Nimrod says Netanyahu's "basically threatening the entire world with Israeli retaliation" for voting for the Security Council resolution was political grandstanding to protect himself from his right flank. The rightist Home party, for example, wants to immediately legalize and annex settlements in the West Bank, thereby ending any glimmer of hope for the so-called two-state solution long sought by the U.S.

"I don't think any of [Netanyahu's threats] have anything to do with foreign policy," Nimrod says, adding that the prime minister has "for a long time been concerned with the possibility that the U.S. would take a step in order to enshrine a legacy in terms of the Israeli-Palestinian situation."

The heated reaction by Netanyahu and his government suggest they believe the 14-0 Security Council vote is damaging to their international—and perhaps domestic— standing. Nimrod says, speaking of the prime minister, "That Security Council resolution may be the defining moment, the beginning of the end of his tenure."

Netanyahu's crowd also fears, Makovsky said, that all this will feed into another anti-settlement push in Europe in early January, when France is set to host a peace conference with the world's foreign ministers. Israel has already said it will boycott that event.

There is speculation in the Israeli press that the European conference could adopt many of the parameters Kerry laid out in his speech and then call for them to be approved in a U.N. vote before January 20, when Obama leaves office.

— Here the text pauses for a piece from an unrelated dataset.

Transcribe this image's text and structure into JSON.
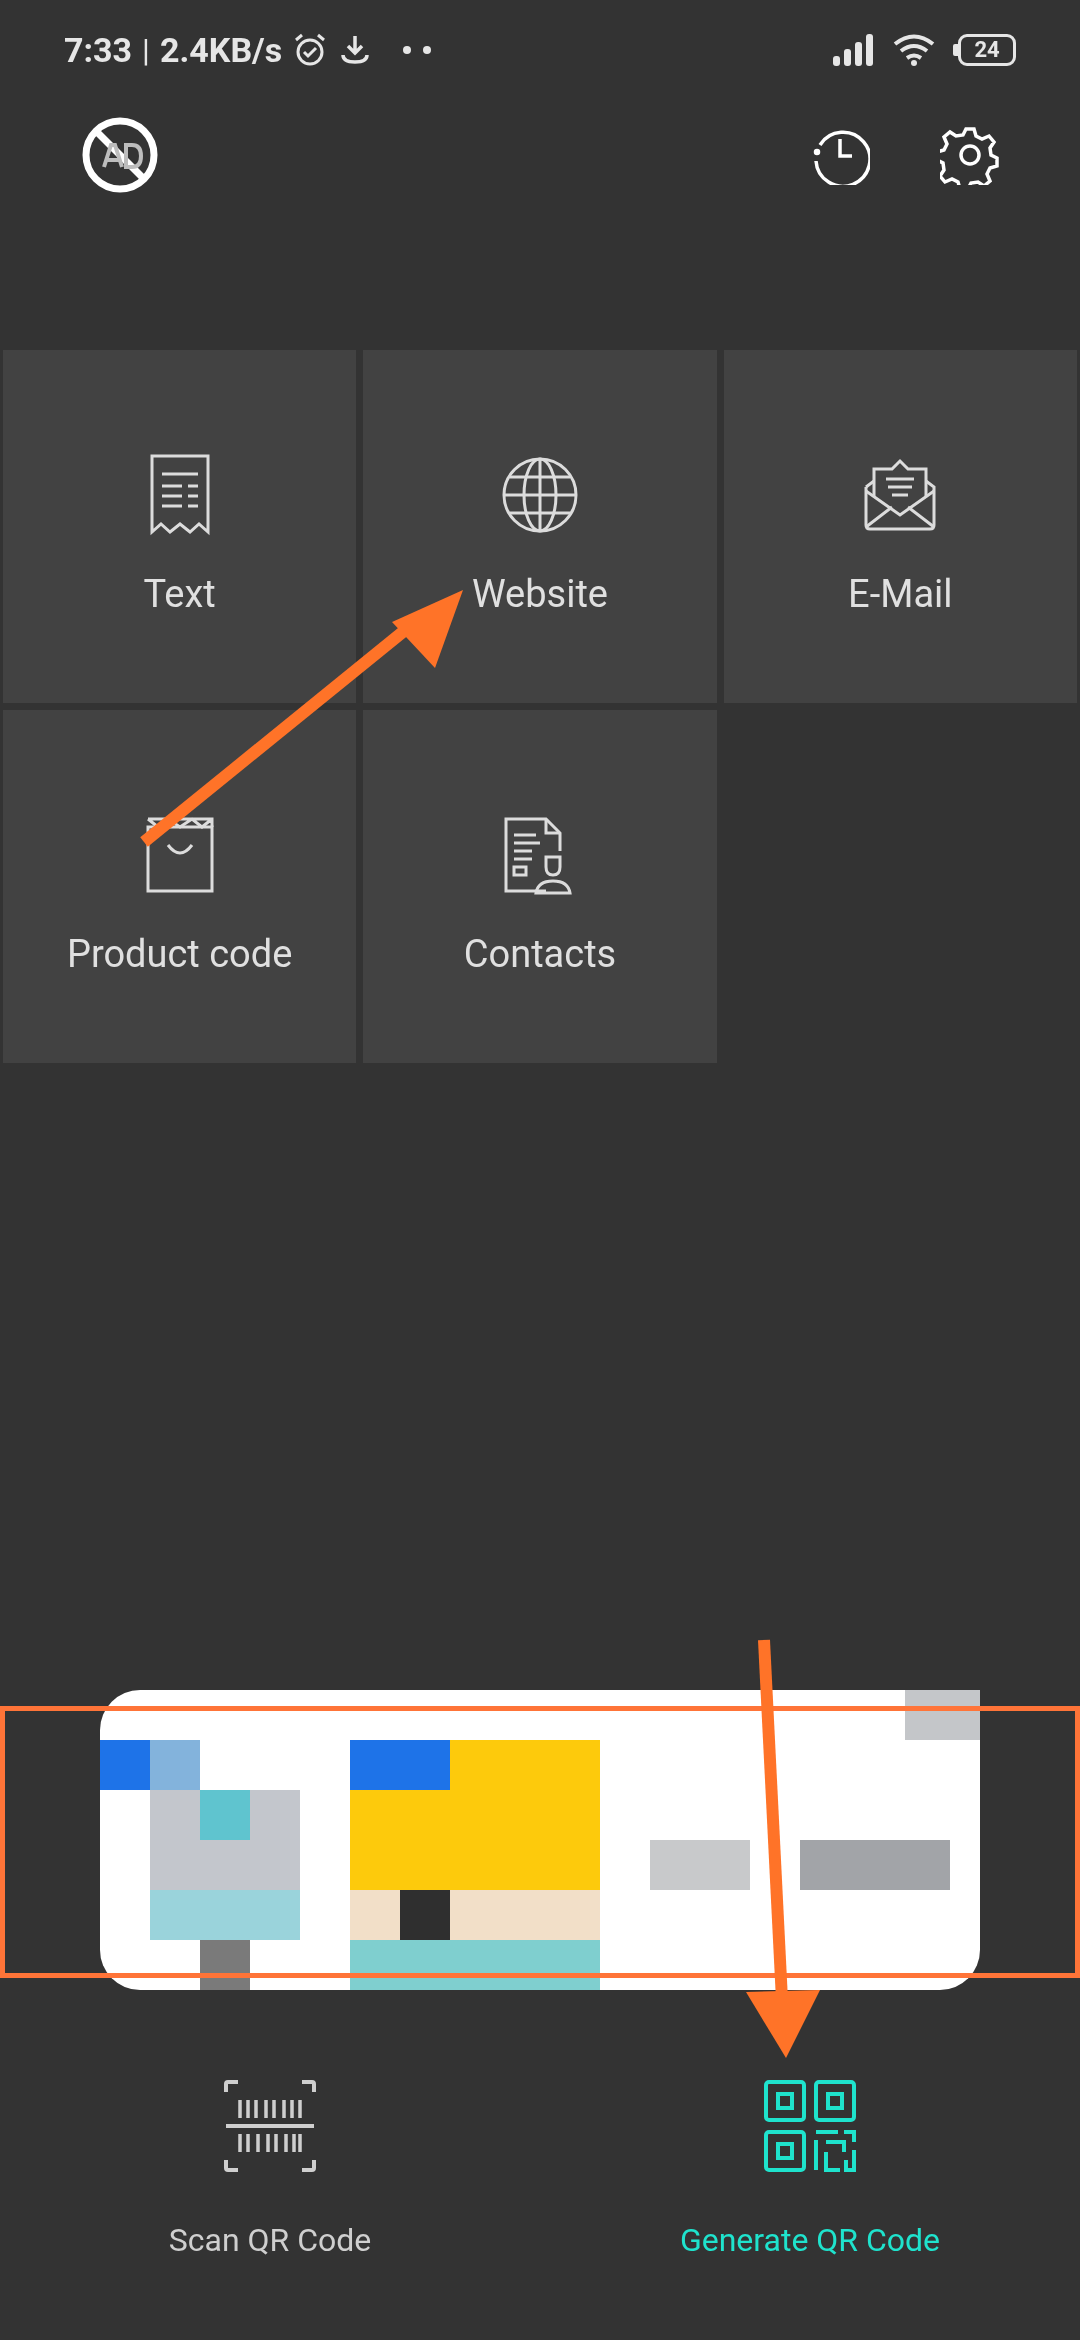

Many Palestinians applauded Kerry's speech but expect it to have little practical effect. Palestinian lawyer Zaha Hassan, a Middle East Fellow at the New America foundation, praised Kerry but suggested it could leave Palestinians in an even more fragile position when Trump moves into the White House.

"No other high-ranking U.S. official has ever discussed the Israel-Palestine conflict, and what is at stake if Israeli settlement construction on Palestinian land is allowed to continue unabated, as eloquently as Secretary Kerry just did," Hassan says. "However, the timing of Kerry's parameters—just as a pro-settlement U.S. administration is about to take the reins of power—is not only too little, too late, but Kerry's call for Palestinians to relinquish certain legal rights and claims, and to recognize Israel as a Jewish state, could also have the effect of putting Palestinians in the occupied territories and inside Israel in an even more vulnerable position."

Former Kerry adviser Goldenberg says he believes Obama might have wanted Kerry to give a similar speech two years ago, when he was leading Palestinian-Israeli negotiations. "But that's not Kerry's style," Goldenberg says. "He much prefers to work things privately. And once those negotiations started to collapse, I think Kerry would have been happy to lay down this speech, but at that point, the president's view was: Why, when both sides reject it, take the political heat?"

The conundrum for Kerry and Obama, Makovsky told reporters on a conference call, is whether "by putting out what you think would be the end deal, are you going to bring these countries closer?… Or does this become a new baseline of defiance?"

In Washington, retired U.S. Ambassador to Saudi Arabia Chas Freeman, who has compared American support for Israel over the years to enabling an alcoholic, says the speech reminds President-elect Trump just how much Israel will be depending on him. "Netanyahu's condemnations of the U.S. failure to continue to act unilaterally to protect Israel against international condemnation of its policies just highlights the extent to which Israel—and, by extension, the United States—is now isolated in the international community."